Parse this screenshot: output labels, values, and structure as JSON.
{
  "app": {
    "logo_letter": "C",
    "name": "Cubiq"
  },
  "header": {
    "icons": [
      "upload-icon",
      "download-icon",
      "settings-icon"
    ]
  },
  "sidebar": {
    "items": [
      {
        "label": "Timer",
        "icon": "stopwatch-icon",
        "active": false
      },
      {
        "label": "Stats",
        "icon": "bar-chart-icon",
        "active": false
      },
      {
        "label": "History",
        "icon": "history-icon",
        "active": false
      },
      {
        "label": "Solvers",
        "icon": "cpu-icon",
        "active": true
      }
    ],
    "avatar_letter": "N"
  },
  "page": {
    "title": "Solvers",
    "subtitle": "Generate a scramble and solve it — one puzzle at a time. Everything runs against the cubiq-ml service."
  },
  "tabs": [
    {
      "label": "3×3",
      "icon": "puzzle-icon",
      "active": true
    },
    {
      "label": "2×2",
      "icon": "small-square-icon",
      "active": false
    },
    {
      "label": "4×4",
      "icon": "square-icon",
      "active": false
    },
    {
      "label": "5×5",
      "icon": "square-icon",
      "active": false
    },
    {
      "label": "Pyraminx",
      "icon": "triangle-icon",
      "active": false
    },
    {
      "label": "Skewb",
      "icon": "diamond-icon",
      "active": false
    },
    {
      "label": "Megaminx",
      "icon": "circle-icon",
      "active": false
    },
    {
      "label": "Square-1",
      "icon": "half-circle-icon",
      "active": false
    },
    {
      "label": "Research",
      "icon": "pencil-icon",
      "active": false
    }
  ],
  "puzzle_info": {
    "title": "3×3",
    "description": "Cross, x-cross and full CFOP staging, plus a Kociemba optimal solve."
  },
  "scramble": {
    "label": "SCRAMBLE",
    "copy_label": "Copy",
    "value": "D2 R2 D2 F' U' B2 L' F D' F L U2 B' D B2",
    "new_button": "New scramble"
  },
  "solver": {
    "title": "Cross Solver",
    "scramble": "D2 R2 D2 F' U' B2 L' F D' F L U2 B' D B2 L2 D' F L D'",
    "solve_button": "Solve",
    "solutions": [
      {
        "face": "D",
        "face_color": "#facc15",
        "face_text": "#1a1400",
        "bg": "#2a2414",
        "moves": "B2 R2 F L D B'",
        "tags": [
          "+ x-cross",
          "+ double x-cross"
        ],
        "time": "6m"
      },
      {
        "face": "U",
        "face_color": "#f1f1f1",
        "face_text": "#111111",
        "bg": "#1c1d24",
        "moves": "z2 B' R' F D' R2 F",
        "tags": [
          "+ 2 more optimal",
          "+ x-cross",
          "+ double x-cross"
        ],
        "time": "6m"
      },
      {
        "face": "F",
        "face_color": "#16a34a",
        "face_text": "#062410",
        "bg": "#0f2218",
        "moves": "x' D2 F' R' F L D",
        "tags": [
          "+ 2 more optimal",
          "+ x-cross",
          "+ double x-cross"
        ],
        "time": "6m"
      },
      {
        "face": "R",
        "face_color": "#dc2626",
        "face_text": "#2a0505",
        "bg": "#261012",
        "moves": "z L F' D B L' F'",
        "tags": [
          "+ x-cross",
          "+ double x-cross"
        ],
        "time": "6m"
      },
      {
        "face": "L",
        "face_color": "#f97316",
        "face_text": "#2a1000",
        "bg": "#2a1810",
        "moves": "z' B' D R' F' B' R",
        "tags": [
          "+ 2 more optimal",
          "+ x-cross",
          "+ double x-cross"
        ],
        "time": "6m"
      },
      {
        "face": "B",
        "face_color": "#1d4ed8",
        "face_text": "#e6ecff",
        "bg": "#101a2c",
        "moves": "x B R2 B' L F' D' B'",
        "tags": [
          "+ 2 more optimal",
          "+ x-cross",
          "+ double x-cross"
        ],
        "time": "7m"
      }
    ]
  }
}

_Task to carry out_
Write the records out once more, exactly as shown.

_Completed exercise_
Parse this screenshot: output labels, values, and structure as JSON.
{
  "app": {
    "logo_letter": "C",
    "name": "Cubiq"
  },
  "header": {
    "icons": [
      "upload-icon",
      "download-icon",
      "settings-icon"
    ]
  },
  "sidebar": {
    "items": [
      {
        "label": "Timer",
        "icon": "stopwatch-icon",
        "active": false
      },
      {
        "label": "Stats",
        "icon": "bar-chart-icon",
        "active": false
      },
      {
        "label": "History",
        "icon": "history-icon",
        "active": false
      },
      {
        "label": "Solvers",
        "icon": "cpu-icon",
        "active": true
      }
    ],
    "avatar_letter": "N"
  },
  "page": {
    "title": "Solvers",
    "subtitle": "Generate a scramble and solve it — one puzzle at a time. Everything runs against the cubiq-ml service."
  },
  "tabs": [
    {
      "label": "3×3",
      "icon": "puzzle-icon",
      "active": true
    },
    {
      "label": "2×2",
      "icon": "small-square-icon",
      "active": false
    },
    {
      "label": "4×4",
      "icon": "square-icon",
      "active": false
    },
    {
      "label": "5×5",
      "icon": "square-icon",
      "active": false
    },
    {
      "label": "Pyraminx",
      "icon": "triangle-icon",
      "active": false
    },
    {
      "label": "Skewb",
      "icon": "diamond-icon",
      "active": false
    },
    {
      "label": "Megaminx",
      "icon": "circle-icon",
      "active": false
    },
    {
      "label": "Square-1",
      "icon": "half-circle-icon",
      "active": false
    },
    {
      "label": "Research",
      "icon": "pencil-icon",
      "active": false
    }
  ],
  "puzzle_info": {
    "title": "3×3",
    "description": "Cross, x-cross and full CFOP staging, plus a Kociemba optimal solve."
  },
  "scramble": {
    "label": "SCRAMBLE",
    "copy_label": "Copy",
    "value": "D2 R2 D2 F' U' B2 L' F D' F L U2 B' D B2",
    "new_button": "New scramble"
  },
  "solver": {
    "title": "Cross Solver",
    "scramble": "D2 R2 D2 F' U' B2 L' F D' F L U2 B' D B2 L2 D' F L D'",
    "solve_button": "Solve",
    "solutions": [
      {
        "face": "D",
        "face_color": "#facc15",
        "face_text": "#1a1400",
        "bg": "#2a2414",
        "moves": "B2 R2 F L D B'",
        "tags": [
          "+ x-cross",
          "+ double x-cross"
        ],
        "time": "6m"
      },
      {
        "face": "U",
        "face_color": "#f1f1f1",
        "face_text": "#111111",
        "bg": "#1c1d24",
        "moves": "z2 B' R' F D' R2 F",
        "tags": [
          "+ 2 more optimal",
          "+ x-cross",
          "+ double x-cross"
        ],
        "time": "6m"
      },
      {
        "face": "F",
        "face_color": "#16a34a",
        "face_text": "#062410",
        "bg": "#0f2218",
        "moves": "x' D2 F' R' F L D",
        "tags": [
          "+ 2 more optimal",
          "+ x-cross",
          "+ double x-cross"
        ],
        "time": "6m"
      },
      {
        "face": "R",
        "face_color": "#dc2626",
        "face_text": "#2a0505",
        "bg": "#261012",
        "moves": "z L F' D B L' F'",
        "tags": [
          "+ x-cross",
          "+ double x-cross"
        ],
        "time": "6m"
      },
      {
        "face": "L",
        "face_color": "#f97316",
        "face_text": "#2a1000",
        "bg": "#2a1810",
        "moves": "z' B' D R' F' B' R",
        "tags": [
          "+ 2 more optimal",
          "+ x-cross",
          "+ double x-cross"
        ],
        "time": "6m"
      },
      {
        "face": "B",
        "face_color": "#1d4ed8",
        "face_text": "#e6ecff",
        "bg": "#101a2c",
        "moves": "x B R2 B' L F' D' B'",
        "tags": [
          "+ 2 more optimal",
          "+ x-cross",
          "+ double x-cross"
        ],
        "time": "7m"
      }
    ]
  }
}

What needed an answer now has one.